Theatre: I went to see the ENO's 'Tales of Hoffmann'. There's some great singing from everyone. The production was very entertaining and a bit wacky in places, which appeals to me. It's quite a long opera, but Richard Jones's production didn't feel like it. I sat in the dress circle for the very first time – I usually sit in the stalls – and enjoyed champagne in the intervals. I think this production would also appeal to newcomers to opera. It was a worthwhile night out, and nice to be on the other side of the curtain.
Beyond the overbearing and clunking blockbusters, the year's best shows were far-flung, small and perfectly formed
A long overdue retrospective of John Stezaker’s unsettling collages of found images and vintage postcards is a bewitching hit, says Laura McLean-Ferris
Take some old film portraits, cut, and paste together.
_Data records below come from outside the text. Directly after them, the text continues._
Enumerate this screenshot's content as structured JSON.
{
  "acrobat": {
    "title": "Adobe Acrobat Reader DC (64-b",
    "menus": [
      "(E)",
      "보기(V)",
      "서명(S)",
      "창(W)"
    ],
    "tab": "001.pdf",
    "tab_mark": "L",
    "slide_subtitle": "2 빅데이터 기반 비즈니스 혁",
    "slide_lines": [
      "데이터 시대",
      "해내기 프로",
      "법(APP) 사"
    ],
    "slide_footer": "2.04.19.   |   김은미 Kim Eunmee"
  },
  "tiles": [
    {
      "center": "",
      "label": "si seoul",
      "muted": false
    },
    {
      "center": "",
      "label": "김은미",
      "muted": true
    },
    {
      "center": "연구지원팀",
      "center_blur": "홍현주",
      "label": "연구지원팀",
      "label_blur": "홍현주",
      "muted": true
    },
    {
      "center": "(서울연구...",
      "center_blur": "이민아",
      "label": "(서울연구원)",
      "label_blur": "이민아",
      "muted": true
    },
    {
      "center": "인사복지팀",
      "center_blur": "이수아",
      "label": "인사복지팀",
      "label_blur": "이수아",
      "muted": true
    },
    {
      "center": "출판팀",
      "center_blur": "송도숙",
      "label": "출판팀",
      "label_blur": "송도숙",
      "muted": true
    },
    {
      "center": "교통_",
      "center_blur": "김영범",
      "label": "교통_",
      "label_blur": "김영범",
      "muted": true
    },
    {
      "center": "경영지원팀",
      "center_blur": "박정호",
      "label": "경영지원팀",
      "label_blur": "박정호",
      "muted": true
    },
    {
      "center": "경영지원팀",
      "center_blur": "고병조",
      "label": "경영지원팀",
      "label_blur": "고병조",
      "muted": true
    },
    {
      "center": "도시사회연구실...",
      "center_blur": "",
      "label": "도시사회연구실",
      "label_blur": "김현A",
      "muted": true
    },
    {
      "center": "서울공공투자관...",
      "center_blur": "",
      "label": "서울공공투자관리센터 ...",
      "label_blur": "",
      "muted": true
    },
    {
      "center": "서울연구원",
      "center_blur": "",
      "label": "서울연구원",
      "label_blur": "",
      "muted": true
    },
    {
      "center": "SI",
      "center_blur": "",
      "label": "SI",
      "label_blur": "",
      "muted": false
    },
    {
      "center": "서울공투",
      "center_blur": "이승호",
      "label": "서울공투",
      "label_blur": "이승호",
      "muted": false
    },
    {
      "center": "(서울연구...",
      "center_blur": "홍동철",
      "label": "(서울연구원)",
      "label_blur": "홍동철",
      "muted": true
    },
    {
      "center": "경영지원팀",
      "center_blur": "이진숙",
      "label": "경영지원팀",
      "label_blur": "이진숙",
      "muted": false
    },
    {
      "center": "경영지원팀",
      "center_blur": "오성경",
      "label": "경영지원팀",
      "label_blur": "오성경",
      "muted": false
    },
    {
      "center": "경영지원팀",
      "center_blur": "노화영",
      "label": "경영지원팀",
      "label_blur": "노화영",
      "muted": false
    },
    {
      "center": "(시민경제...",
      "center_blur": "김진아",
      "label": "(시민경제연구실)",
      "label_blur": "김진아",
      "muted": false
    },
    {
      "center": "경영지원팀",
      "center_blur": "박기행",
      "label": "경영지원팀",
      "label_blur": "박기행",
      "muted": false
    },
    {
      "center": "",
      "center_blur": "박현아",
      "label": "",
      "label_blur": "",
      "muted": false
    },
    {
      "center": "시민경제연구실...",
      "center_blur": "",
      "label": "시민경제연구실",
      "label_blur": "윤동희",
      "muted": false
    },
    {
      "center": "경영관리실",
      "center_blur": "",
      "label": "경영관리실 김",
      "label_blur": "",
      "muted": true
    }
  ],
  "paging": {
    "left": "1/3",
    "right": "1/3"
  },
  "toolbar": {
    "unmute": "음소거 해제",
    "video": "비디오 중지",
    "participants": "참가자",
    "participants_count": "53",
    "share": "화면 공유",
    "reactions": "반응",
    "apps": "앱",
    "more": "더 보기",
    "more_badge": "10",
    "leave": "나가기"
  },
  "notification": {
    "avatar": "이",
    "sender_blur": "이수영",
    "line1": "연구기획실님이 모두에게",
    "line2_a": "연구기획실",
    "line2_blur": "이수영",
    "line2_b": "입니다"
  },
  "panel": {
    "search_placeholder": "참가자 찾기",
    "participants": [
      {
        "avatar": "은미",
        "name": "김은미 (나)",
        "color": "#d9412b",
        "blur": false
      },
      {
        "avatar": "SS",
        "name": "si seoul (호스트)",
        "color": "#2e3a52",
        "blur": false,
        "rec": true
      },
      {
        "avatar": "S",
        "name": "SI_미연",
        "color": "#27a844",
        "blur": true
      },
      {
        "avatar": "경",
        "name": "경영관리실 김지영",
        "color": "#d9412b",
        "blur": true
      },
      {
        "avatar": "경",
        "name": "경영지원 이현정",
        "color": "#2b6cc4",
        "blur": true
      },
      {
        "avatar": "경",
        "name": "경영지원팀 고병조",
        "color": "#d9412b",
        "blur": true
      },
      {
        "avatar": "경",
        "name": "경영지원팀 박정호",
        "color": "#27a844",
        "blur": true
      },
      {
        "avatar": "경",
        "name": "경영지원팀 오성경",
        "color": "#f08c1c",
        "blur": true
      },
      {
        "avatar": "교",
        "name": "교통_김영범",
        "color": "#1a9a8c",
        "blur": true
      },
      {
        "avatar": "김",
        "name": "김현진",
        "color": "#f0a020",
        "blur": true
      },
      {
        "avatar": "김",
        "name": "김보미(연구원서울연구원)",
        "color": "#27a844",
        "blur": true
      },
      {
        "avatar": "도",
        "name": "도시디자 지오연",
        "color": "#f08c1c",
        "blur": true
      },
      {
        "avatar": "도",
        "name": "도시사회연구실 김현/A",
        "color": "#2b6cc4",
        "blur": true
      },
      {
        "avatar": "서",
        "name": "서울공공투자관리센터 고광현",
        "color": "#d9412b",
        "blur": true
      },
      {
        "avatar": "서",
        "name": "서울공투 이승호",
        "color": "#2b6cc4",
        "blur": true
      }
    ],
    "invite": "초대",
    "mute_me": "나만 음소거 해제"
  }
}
Hey presto, you've got a cute Hollywood in-joke – and one of the saddest and cleverest shows in town
One hundred years ago, a botched robbery in the City of London ended in tragedy
This is the real thing – putrid cheese and all
'He was known as this wild man of rock, but he is vastly different to the person I'd read about'
Many curators and museum makers have tried to make sense of the art of the 20th century, chopping it up into convenient units, herding artists who barely knew each other into groups, telling us that this belongs to that, spinning interminable yarns about this -ism and that -ism. Most of it is journalism.
A century and half of photographs from the subcontinent wrong-foots Kipling and the post-colonial blow-hards
Sheila Blanco is determined to prove that her son Mark was pushed to his death. Kevin Rawlinson reports